The following was submitted by the office of Middlesex District Attorney Gerry Leone:
Middlesex District Attorney Gerry Leone and the non-profit Middlesex Partnerships For Youth (MPY), today hosted the 17th Annual School Safety Summit to discuss how improving security measures and fostering environments that encourage students to speak out about threats are vital in efforts to create a safe school climate.
Titled “Psychological Safety and Physical Safety – Bridging the Gap,” the summit explored ways for schools to address safety issues through physical measures such as security and threat assessment teams, and also through psychological needs including creating positive relationships and an inclusive school culture. This year’s summit took place at Nashoba ValleyTechnical High School.
“By opening up the lines of communication between students and school administrators and faculty, and establishing user friendly systems in our schools, we can all work together to ensure a safer, more welcoming environment for our youth,” District Attorney Leone said. “Because students are our most effective communicators regarding the safety, health and well being of themselves and fellow students, we are enlisting them as critical partners in our efforts.”
The summit was a timely, informative gathering of 350 professionals from schools, law enforcement, and community agencies from across Massachusetts. The event featured a keynote speech by District Attorney Leone, as well as two additional speakers:
Dr. Scott Poland, international expert on school safety, spoke about lessons learned from tragedies such as the Columbine High shootings and the importance of well-functioning threat assessment teams and how schools must have a fair and effective response system in place.

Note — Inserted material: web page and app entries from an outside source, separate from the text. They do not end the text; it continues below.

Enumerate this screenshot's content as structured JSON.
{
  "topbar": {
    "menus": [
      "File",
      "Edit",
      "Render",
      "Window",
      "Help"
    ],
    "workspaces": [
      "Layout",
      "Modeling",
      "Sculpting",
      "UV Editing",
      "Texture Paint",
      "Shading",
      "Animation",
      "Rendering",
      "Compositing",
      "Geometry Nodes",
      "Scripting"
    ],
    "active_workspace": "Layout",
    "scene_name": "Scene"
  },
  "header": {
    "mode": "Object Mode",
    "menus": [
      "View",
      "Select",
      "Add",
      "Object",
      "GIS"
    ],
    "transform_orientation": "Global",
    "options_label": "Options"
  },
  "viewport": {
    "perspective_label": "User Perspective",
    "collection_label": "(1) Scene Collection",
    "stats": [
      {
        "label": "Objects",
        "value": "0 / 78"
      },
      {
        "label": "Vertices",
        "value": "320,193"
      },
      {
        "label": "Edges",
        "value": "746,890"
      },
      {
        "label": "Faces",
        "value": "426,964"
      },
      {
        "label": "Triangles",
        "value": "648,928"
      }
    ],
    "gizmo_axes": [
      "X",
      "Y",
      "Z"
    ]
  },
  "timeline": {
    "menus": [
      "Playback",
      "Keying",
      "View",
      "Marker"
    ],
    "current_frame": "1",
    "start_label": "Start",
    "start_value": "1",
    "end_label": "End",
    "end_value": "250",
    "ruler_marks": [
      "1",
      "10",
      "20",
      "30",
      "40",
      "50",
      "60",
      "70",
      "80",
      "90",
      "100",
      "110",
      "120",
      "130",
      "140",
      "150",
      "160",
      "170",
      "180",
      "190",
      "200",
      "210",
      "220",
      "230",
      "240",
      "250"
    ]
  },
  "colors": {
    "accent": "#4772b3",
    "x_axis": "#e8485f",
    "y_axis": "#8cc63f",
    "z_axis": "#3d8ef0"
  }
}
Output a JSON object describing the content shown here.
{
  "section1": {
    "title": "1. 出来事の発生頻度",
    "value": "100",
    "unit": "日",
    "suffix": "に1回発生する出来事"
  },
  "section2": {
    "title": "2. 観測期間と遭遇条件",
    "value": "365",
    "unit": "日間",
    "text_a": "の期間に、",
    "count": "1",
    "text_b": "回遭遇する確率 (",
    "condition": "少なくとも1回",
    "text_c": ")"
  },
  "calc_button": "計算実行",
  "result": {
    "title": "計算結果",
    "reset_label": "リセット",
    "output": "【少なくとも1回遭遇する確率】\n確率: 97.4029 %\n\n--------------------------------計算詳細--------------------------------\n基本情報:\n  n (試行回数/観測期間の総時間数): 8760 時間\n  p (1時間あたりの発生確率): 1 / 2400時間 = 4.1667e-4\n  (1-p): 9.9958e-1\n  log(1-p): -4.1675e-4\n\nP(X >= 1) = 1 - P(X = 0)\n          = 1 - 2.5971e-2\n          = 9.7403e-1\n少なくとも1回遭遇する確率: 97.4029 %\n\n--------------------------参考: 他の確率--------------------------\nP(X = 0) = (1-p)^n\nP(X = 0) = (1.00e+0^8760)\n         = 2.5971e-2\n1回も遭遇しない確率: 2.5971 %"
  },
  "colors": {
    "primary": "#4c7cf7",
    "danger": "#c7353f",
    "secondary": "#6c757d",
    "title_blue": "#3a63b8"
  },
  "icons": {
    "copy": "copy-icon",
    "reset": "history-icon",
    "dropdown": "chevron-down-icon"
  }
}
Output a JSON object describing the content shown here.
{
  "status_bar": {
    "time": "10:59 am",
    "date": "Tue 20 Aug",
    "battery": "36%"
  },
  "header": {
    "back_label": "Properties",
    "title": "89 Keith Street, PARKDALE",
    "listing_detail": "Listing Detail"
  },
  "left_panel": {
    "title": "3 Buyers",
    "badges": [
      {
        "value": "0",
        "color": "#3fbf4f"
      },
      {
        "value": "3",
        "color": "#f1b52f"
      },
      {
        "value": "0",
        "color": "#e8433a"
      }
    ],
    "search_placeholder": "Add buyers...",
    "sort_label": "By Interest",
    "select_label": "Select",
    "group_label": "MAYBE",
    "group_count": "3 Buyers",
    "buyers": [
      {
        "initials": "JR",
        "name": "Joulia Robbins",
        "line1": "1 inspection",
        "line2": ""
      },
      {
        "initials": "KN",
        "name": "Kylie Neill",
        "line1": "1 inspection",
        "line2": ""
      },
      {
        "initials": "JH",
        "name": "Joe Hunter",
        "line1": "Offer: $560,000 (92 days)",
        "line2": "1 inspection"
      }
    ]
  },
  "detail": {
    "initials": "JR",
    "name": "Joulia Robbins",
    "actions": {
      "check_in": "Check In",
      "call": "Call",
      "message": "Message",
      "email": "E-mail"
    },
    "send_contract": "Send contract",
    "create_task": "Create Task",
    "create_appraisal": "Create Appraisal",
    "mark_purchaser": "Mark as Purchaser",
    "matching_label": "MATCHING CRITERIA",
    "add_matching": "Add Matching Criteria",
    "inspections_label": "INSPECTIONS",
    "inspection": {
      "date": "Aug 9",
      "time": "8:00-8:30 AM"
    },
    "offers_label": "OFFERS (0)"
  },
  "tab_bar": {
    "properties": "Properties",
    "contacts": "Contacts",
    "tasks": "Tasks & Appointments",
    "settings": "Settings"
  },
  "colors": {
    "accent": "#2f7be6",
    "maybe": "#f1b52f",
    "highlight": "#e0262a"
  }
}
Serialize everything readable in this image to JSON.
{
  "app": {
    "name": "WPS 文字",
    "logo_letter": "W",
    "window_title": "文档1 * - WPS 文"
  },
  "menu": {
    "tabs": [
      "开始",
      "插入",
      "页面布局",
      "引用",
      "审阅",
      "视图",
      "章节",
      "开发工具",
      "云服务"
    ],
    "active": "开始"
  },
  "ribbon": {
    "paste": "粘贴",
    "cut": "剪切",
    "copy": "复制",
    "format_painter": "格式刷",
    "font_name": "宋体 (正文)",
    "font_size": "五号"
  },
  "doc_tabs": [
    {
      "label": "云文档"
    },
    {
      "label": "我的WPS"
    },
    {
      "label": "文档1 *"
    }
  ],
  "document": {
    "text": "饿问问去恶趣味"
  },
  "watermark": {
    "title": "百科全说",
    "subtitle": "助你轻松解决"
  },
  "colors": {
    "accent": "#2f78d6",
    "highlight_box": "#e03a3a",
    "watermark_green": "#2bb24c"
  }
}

Rachel Poliner, educational consultant, shared her multi-layered and in-depth approach for schools to strengthen relationships and build a positive culture in academic and non-academic settings.
Lastly, DA Leone presented this year’s Citizenship in Action award to Erica Hansen, director of North Reading Youth Services. Each year the award is given to an individual living or working in Middlesex County who has made their community safer and healthier by taking positive action to enhance positive school climate, reduce youth risk-taking behavior or support the values of caring, cooperation and civic responsibility.
Hansen was nominated by North Reading’s Director of Academic Services Patrick Daly for her work to increase opportunities for youth by getting them involved in many locally-based organizations. She is a member of North Reading’s P.A.U.S.E Committee (Public Awareness and Understanding of Social Education) and played an active role in the creation of North Reading’s Bullying & Intervention Plan. She is also a member of North Reading’s Community Impact Team, a partnership that “works to identify factors that have a negative impact on the quality of life for the citizens of North Reading and implement solutions that solve the underlying problems.”
District Attorney Gerry Leone was elected in November of 2006 and took office in January 2007. Within four years, he has implemented a number of new initiatives designed to better protect and serve the people of Middlesex County. In 2007, Leone established the office’s first Cyber Protection Program, forming a team of prosecutors and investigators specifically focused on the protection of children and other citizens from the predatory dangers of the Internet. A career prosecutor with a record of implementing innovative school safety programs, Leone has also launched an initiative to more comprehensively expand those prevention and intervention efforts into the middle schools, and to the 26 colleges and universities of Middlesex County.
Leone also created a workplace violence prevention training program which aims to train safety, security, legal, and human resources personnel on how to minimize the risk of a violent incident occurring in workplaces, including private companies, schools, public governmental agencies, and others.
Additional, Leone is also the Chairman of the Board of Directors of Middlesex Partnerships for Youth, Inc. (MPY), a non-profit organization which provides prevention and intervention resources and training to Middlesex school districts and communities. Today, in collaboration with the District Attorney's Office, over 60 Middlesex school districts are committed to examining the pressing social, legal, and health-related issues and solutions that face schools and communities. Through the current and future activities of MYP, educators, parents, and students can regularly engage in collaborative trainings with law enforcement, social services, and community-based organizations as well as share the latest information and resources. Such interactions provide the foundation for creating solution-oriented, community-based, multi-disciplinary approaches to addressing youth violence, substance abuse, child abuse and neglect, hate crimes, and harassment across Middlesex County.
Middlesex County is the largest county in Massachusetts and one of the largest counties in the country with 54 towns and cities and 20 colleges in urban, suburban, and rural areas, comprising over one quarter of the population of Massachusetts. The Middlesex District Attorney’s Office has offices throughout the county, including communities such as Ayer, Cambridge, Concord, Framingham, Lowell, Malden, Marlborough, Natick, Newton, Somerville, Waltham and Woburn.